]. As a consequence, the actual amount of artificial light at night is likely to be greater than estimated here, and this may reduce the difference between the light emissions produced per person in rural and those produced per person in urban areas. A cause for concern is that there is increasing awareness amongst ecologists of the broader negative environmental impacts of white LEDs compared to sodium lamps [3
]. A second limitation is that VIIRS captures images at c.01:30 local time, a period when many ornamental and commercial lights, along with vehicle traffic, are close to their minimum intensity. Therefore, the use of VIIRS data can be thought to provide a baseline or lower limit of artificial light at night. Third, while there has been much interest in the development of standardized measurement systems from the ground to verify remote sensing nighttime lighting data [95
], the collection of these data in the UK was outside of the scope of this study, and would constitute a major program of work given the size and heterogeneity of the region, and the challenges of addressing the spectral issues highlighted above. Indeed, to date, projects to ground truth remotely sensed artificial lighting data have not resolved this last issue [96
]. In future, it would be interesting to compare how spatial relationships vary through time, but perhaps in a more dynamic region. It is also important to note that cloud cover is known to amplify the intensity of skyglow, as seen from the ground, and to influence its spatial distribution [100

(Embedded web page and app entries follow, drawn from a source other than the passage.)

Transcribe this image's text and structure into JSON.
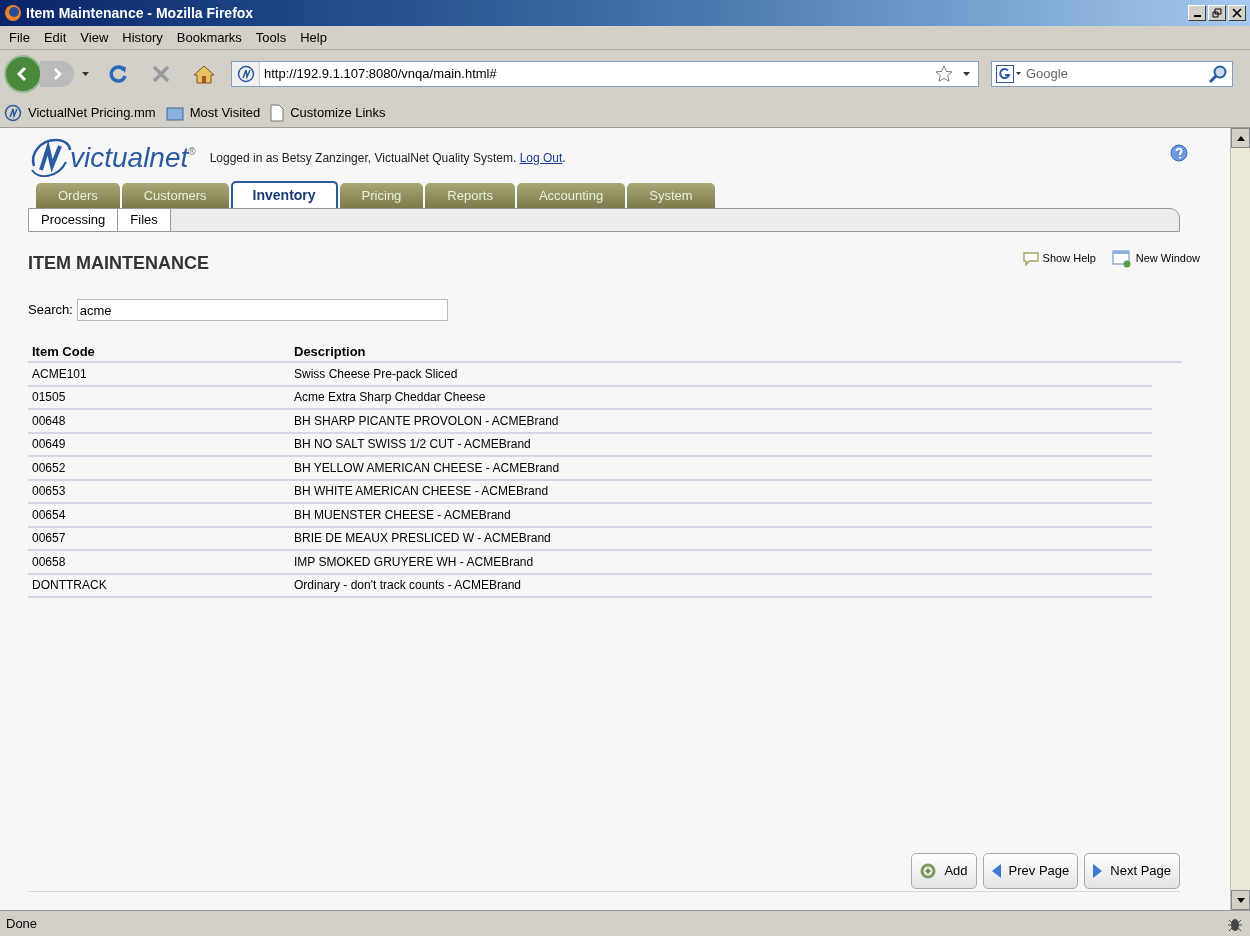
{
  "window": {
    "title": "Item Maintenance - Mozilla Firefox"
  },
  "menu": [
    "File",
    "Edit",
    "View",
    "History",
    "Bookmarks",
    "Tools",
    "Help"
  ],
  "address_bar": {
    "value": "http://192.9.1.107:8080/vnqa/main.html#"
  },
  "search_box": {
    "placeholder": "Google"
  },
  "bookmarks": [
    "VictualNet Pricing.mm",
    "Most Visited",
    "Customize Links"
  ],
  "header": {
    "logo": "victualnet",
    "registered": "®",
    "login_text": "Logged in as Betsy Zanzinger, VictualNet Quality System.",
    "logout_link": "Log Out",
    "after_link": "."
  },
  "tabs": [
    {
      "label": "Orders",
      "selected": false
    },
    {
      "label": "Customers",
      "selected": false
    },
    {
      "label": "Inventory",
      "selected": true
    },
    {
      "label": "Pricing",
      "selected": false
    },
    {
      "label": "Reports",
      "selected": false
    },
    {
      "label": "Accounting",
      "selected": false
    },
    {
      "label": "System",
      "selected": false
    }
  ],
  "subtabs": [
    "Processing",
    "Files"
  ],
  "page": {
    "title": "ITEM MAINTENANCE",
    "show_help": "Show Help",
    "new_window": "New Window"
  },
  "search": {
    "label": "Search:",
    "value": "acme"
  },
  "table": {
    "columns": [
      "Item Code",
      "Description"
    ],
    "rows": [
      [
        "ACME101",
        "Swiss Cheese Pre-pack Sliced"
      ],
      [
        "01505",
        "Acme Extra Sharp Cheddar Cheese"
      ],
      [
        "00648",
        "BH SHARP PICANTE PROVOLON - ACMEBrand"
      ],
      [
        "00649",
        "BH NO SALT SWISS 1/2 CUT - ACMEBrand"
      ],
      [
        "00652",
        "BH YELLOW AMERICAN CHEESE - ACMEBrand"
      ],
      [
        "00653",
        "BH WHITE AMERICAN CHEESE - ACMEBrand"
      ],
      [
        "00654",
        "BH MUENSTER CHEESE - ACMEBrand"
      ],
      [
        "00657",
        "BRIE DE MEAUX PRESLICED W - ACMEBrand"
      ],
      [
        "00658",
        "IMP SMOKED GRUYERE WH - ACMEBrand"
      ],
      [
        "DONTTRACK",
        "Ordinary - don't track counts - ACMEBrand"
      ]
    ]
  },
  "buttons": [
    {
      "kind": "add",
      "label": "Add"
    },
    {
      "kind": "prev",
      "label": "Prev Page"
    },
    {
      "kind": "next",
      "label": "Next Page"
    }
  ],
  "status_bar": {
    "text": "Done"
  }
}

], however, no data are currently available to incorporate cloud cover into measures of skyglow, as calculated by the World Atlas of Artificial Night Sky Brightness. To inform policy and planning, future research needs to focus on determining at the regional level the more detailed spatial distribution of all artificial light at night, including more temporary, mobile forms, such as vehicles, and how these vary both with changing climatic conditions, such as cloud cover and across the course of the nighttime.